■ What to produce:
Copy each line below in which the word "value" occurs.

______

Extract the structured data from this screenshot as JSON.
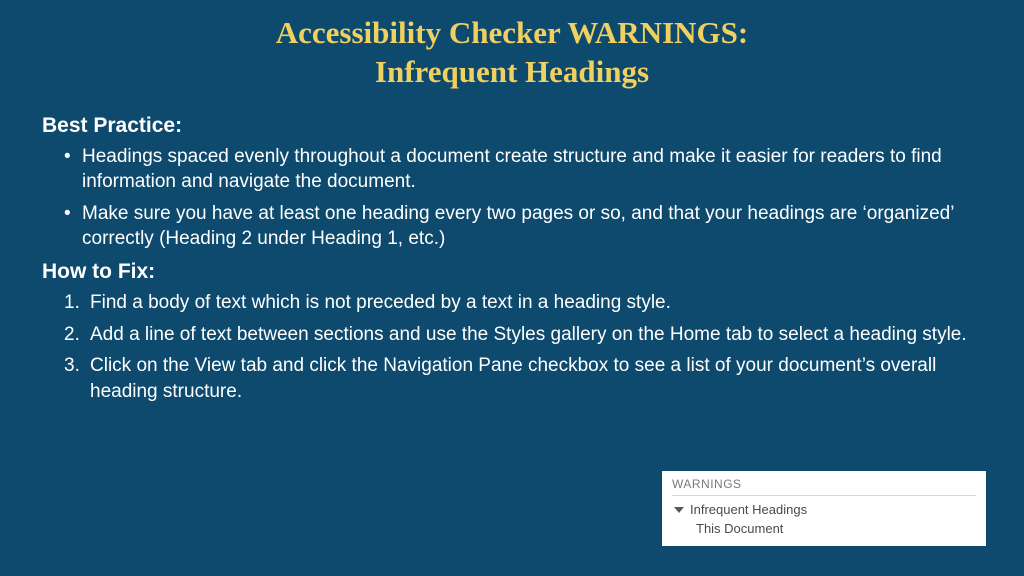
{
  "title_line1": "Accessibility Checker WARNINGS:",
  "title_line2": "Infrequent Headings",
  "sections": {
    "best_practice": {
      "label": "Best Practice:",
      "items": [
        "Headings spaced evenly throughout a document create structure and make it easier for readers to find information and navigate the document.",
        "Make sure you have at least one heading every two pages or so, and that your headings are ‘organized’ correctly (Heading 2 under Heading 1, etc.)"
      ]
    },
    "how_to_fix": {
      "label": "How to Fix:",
      "steps": [
        "Find a body of text which is not preceded by a text in a heading style.",
        "Add a line of text between sections and use the Styles gallery on the Home tab to select a heading style.",
        "Click on the View tab and click the Navigation Pane checkbox to see a list of your document’s overall heading structure."
      ]
    }
  },
  "warnings_pane": {
    "header": "WARNINGS",
    "item": "Infrequent Headings",
    "child": "This Document"
  }
}
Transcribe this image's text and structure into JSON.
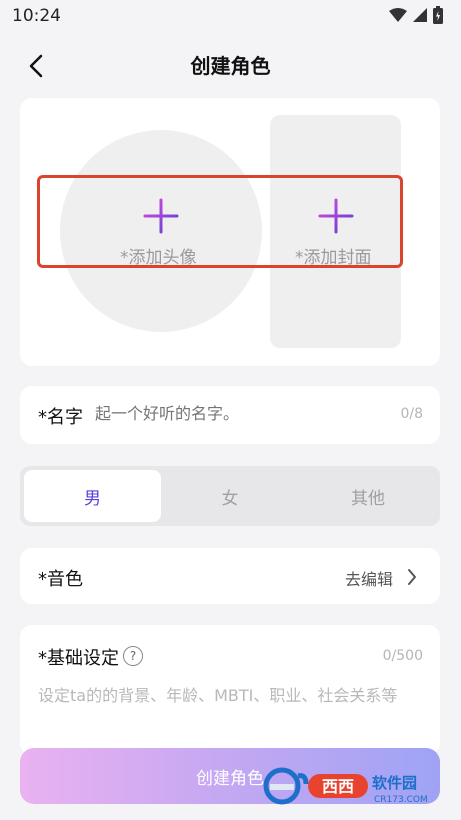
{
  "status_bar": {
    "time": "10:24"
  },
  "header": {
    "title": "创建角色",
    "back_icon": "back-arrow-icon"
  },
  "media": {
    "avatar_label": "*添加头像",
    "cover_label": "*添加封面",
    "plus_icon": "plus-icon",
    "highlight_color": "#d9442e"
  },
  "name": {
    "label": "*名字",
    "placeholder": "起一个好听的名字。",
    "count": "0/8"
  },
  "gender": {
    "options": [
      "男",
      "女",
      "其他"
    ],
    "selected": "男"
  },
  "voice": {
    "label": "*音色",
    "action": "去编辑"
  },
  "basic_settings": {
    "label": "*基础设定",
    "help": "?",
    "count": "0/500",
    "placeholder": "设定ta的的背景、年龄、MBTI、职业、社会关系等"
  },
  "create_button": {
    "label": "创建角色"
  },
  "watermark": {
    "brand": "西西软件园",
    "url": "CR173.COM"
  },
  "colors": {
    "accent": "#5b3fd6",
    "plus_gradient": [
      "#d94cd8",
      "#5b3fd6"
    ]
  }
}
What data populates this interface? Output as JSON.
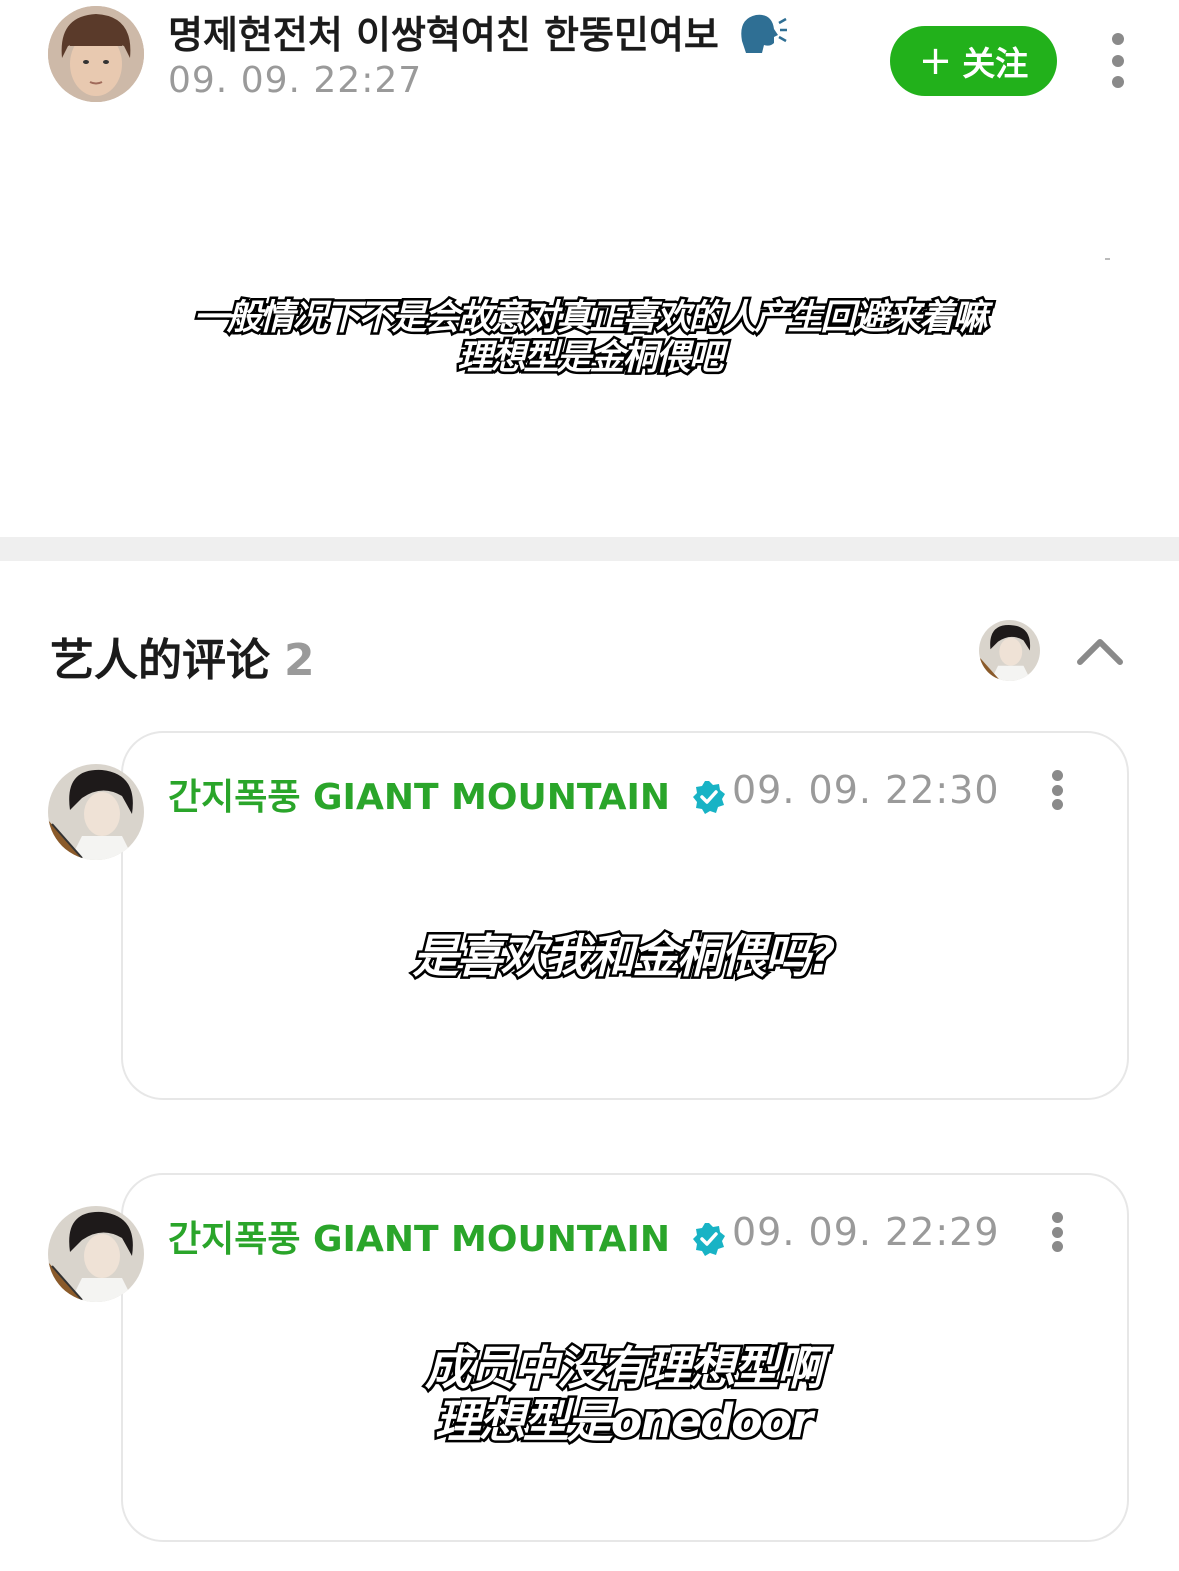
{
  "post": {
    "author_name": "명제현전처 이쌍혁여친 한뚱민여보",
    "author_icon": "speaking-head-icon",
    "time": "09. 09. 22:27",
    "follow_label": "关注",
    "caption_lines": [
      "一般情况下不是会故意对真正喜欢的人产生回避来着嘛",
      "理想型是金桐偎吧"
    ]
  },
  "comments_section": {
    "title": "艺人的评论",
    "count": "2"
  },
  "comments": [
    {
      "name": "간지폭풍 GIANT MOUNTAIN",
      "time": "09. 09. 22:30",
      "caption_lines": [
        "是喜欢我和金桐偎吗?"
      ]
    },
    {
      "name": "간지폭풍 GIANT MOUNTAIN",
      "time": "09. 09. 22:29",
      "caption_lines": [
        "成员中没有理想型啊",
        "理想型是onedoor"
      ]
    }
  ],
  "colors": {
    "accent_green": "#22b11b",
    "name_green": "#2aa52a",
    "verified_teal": "#18b3c5",
    "muted_gray": "#9a9a9a"
  }
}
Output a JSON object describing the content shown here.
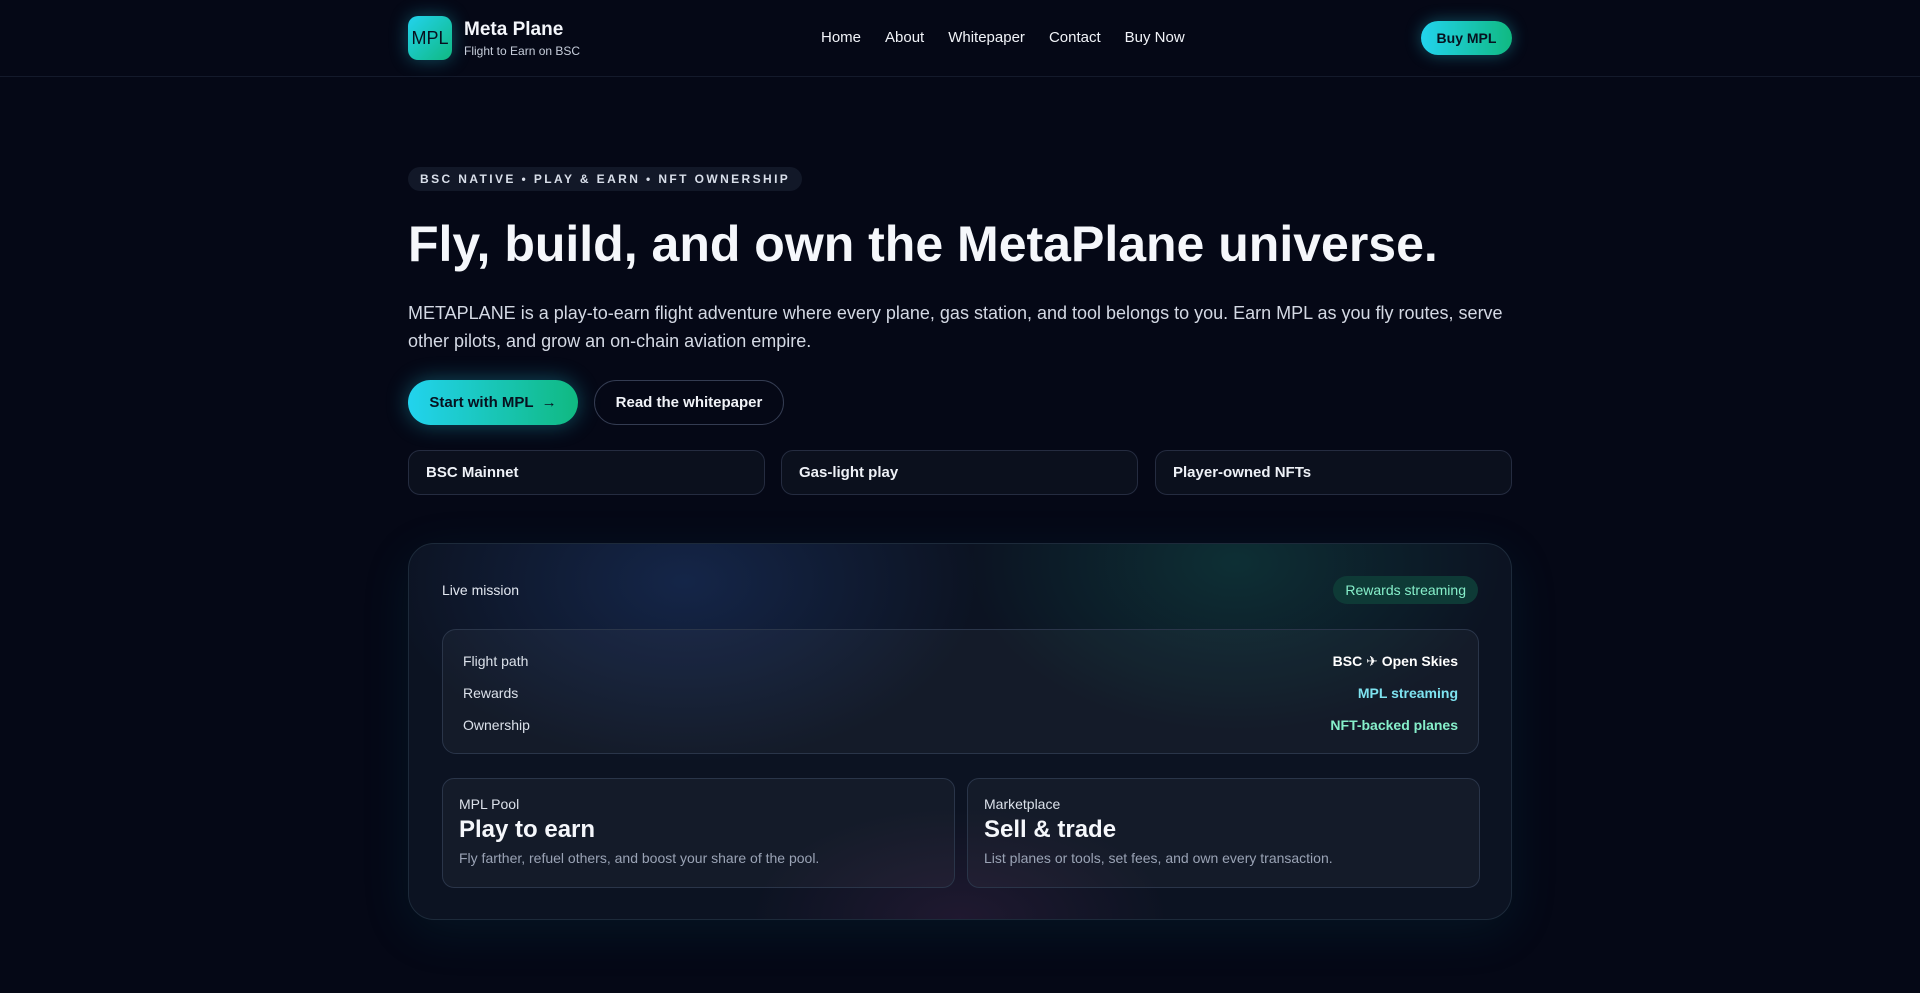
{
  "header": {
    "logo_text": "MPL",
    "brand_name": "Meta Plane",
    "brand_tagline": "Flight to Earn on BSC",
    "nav": [
      "Home",
      "About",
      "Whitepaper",
      "Contact",
      "Buy Now"
    ],
    "buy_button": "Buy MPL"
  },
  "hero": {
    "eyebrow": "BSC NATIVE • PLAY & EARN • NFT OWNERSHIP",
    "title": "Fly, build, and own the MetaPlane universe.",
    "description": "METAPLANE is a play-to-earn flight adventure where every plane, gas station, and tool belongs to you. Earn MPL as you fly routes, serve other pilots, and grow an on-chain aviation empire.",
    "primary_cta": "Start with MPL",
    "primary_cta_icon": "→",
    "secondary_cta": "Read the whitepaper",
    "features": [
      "BSC Mainnet",
      "Gas-light play",
      "Player-owned NFTs"
    ]
  },
  "mission": {
    "label": "Live mission",
    "badge": "Rewards streaming",
    "rows": [
      {
        "label": "Flight path",
        "value": "BSC ✈ Open Skies",
        "color": "#ffffff"
      },
      {
        "label": "Rewards",
        "value": "MPL streaming",
        "color": "#7ee3f0"
      },
      {
        "label": "Ownership",
        "value": "NFT-backed planes",
        "color": "#86efca"
      }
    ],
    "cards": [
      {
        "eyebrow": "MPL Pool",
        "title": "Play to earn",
        "desc": "Fly farther, refuel others, and boost your share of the pool."
      },
      {
        "eyebrow": "Marketplace",
        "title": "Sell & trade",
        "desc": "List planes or tools, set fees, and own every transaction."
      }
    ]
  },
  "colors": {
    "background": "#050816",
    "accent_start": "#22d3ee",
    "accent_end": "#10b981"
  }
}
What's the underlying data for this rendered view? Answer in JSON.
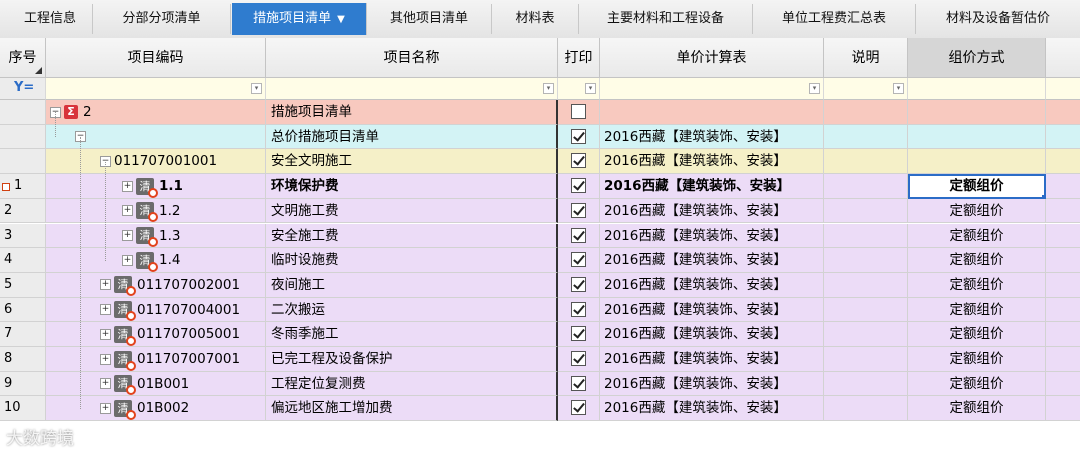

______

■ Answer section:
        "value": "BSC ✈ Open Skies",
        "value": "MPL streaming",
        "value": "NFT-backed planes",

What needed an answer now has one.